Work instructions — Replicate the data exactly, every line included.

Records to use —
━━━━━━━━━━━━━━━━━━━━
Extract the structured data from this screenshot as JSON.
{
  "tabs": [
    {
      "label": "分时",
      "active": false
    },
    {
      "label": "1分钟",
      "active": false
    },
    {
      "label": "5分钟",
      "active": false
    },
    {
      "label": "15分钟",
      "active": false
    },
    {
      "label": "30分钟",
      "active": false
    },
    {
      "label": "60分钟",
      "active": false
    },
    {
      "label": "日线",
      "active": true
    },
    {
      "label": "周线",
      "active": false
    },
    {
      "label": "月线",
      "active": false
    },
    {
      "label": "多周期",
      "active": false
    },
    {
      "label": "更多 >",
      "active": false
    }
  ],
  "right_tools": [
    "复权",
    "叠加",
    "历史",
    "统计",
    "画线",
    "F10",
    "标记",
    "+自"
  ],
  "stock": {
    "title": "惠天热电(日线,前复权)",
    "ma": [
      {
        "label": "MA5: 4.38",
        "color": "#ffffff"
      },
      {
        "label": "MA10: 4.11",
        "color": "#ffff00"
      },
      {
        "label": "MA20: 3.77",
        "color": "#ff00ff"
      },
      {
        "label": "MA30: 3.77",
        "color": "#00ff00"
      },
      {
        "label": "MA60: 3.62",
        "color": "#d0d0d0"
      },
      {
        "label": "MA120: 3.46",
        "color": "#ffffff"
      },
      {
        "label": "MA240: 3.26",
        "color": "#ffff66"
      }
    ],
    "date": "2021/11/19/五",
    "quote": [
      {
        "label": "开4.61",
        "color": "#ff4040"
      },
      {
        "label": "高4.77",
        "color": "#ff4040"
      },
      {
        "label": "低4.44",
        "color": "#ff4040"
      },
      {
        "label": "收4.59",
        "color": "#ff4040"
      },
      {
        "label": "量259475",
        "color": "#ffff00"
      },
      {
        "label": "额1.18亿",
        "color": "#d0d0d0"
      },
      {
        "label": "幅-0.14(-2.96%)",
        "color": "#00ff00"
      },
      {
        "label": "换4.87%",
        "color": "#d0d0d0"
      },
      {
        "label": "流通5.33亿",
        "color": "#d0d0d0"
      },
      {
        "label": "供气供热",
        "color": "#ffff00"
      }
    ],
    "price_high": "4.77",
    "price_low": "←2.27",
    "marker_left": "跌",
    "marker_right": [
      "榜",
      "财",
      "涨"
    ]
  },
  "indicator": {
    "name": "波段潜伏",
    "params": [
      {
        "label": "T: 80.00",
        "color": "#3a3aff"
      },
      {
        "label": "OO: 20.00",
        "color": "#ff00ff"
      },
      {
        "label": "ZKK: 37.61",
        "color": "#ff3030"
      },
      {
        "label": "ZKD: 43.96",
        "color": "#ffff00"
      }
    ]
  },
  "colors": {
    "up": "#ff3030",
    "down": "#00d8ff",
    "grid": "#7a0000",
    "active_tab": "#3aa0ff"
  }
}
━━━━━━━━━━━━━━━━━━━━
The answer —
Extract the structured data from this screenshot as JSON.
{
  "tabs": [
    {
      "label": "分时",
      "active": false
    },
    {
      "label": "1分钟",
      "active": false
    },
    {
      "label": "5分钟",
      "active": false
    },
    {
      "label": "15分钟",
      "active": false
    },
    {
      "label": "30分钟",
      "active": false
    },
    {
      "label": "60分钟",
      "active": false
    },
    {
      "label": "日线",
      "active": true
    },
    {
      "label": "周线",
      "active": false
    },
    {
      "label": "月线",
      "active": false
    },
    {
      "label": "多周期",
      "active": false
    },
    {
      "label": "更多 >",
      "active": false
    }
  ],
  "right_tools": [
    "复权",
    "叠加",
    "历史",
    "统计",
    "画线",
    "F10",
    "标记",
    "+自"
  ],
  "stock": {
    "title": "惠天热电(日线,前复权)",
    "ma": [
      {
        "label": "MA5: 4.38",
        "color": "#ffffff"
      },
      {
        "label": "MA10: 4.11",
        "color": "#ffff00"
      },
      {
        "label": "MA20: 3.77",
        "color": "#ff00ff"
      },
      {
        "label": "MA30: 3.77",
        "color": "#00ff00"
      },
      {
        "label": "MA60: 3.62",
        "color": "#d0d0d0"
      },
      {
        "label": "MA120: 3.46",
        "color": "#ffffff"
      },
      {
        "label": "MA240: 3.26",
        "color": "#ffff66"
      }
    ],
    "date": "2021/11/19/五",
    "quote": [
      {
        "label": "开4.61",
        "color": "#ff4040"
      },
      {
        "label": "高4.77",
        "color": "#ff4040"
      },
      {
        "label": "低4.44",
        "color": "#ff4040"
      },
      {
        "label": "收4.59",
        "color": "#ff4040"
      },
      {
        "label": "量259475",
        "color": "#ffff00"
      },
      {
        "label": "额1.18亿",
        "color": "#d0d0d0"
      },
      {
        "label": "幅-0.14(-2.96%)",
        "color": "#00ff00"
      },
      {
        "label": "换4.87%",
        "color": "#d0d0d0"
      },
      {
        "label": "流通5.33亿",
        "color": "#d0d0d0"
      },
      {
        "label": "供气供热",
        "color": "#ffff00"
      }
    ],
    "price_high": "4.77",
    "price_low": "←2.27",
    "marker_left": "跌",
    "marker_right": [
      "榜",
      "财",
      "涨"
    ]
  },
  "indicator": {
    "name": "波段潜伏",
    "params": [
      {
        "label": "T: 80.00",
        "color": "#3a3aff"
      },
      {
        "label": "OO: 20.00",
        "color": "#ff00ff"
      },
      {
        "label": "ZKK: 37.61",
        "color": "#ff3030"
      },
      {
        "label": "ZKD: 43.96",
        "color": "#ffff00"
      }
    ]
  },
  "colors": {
    "up": "#ff3030",
    "down": "#00d8ff",
    "grid": "#7a0000",
    "active_tab": "#3aa0ff"
  }
}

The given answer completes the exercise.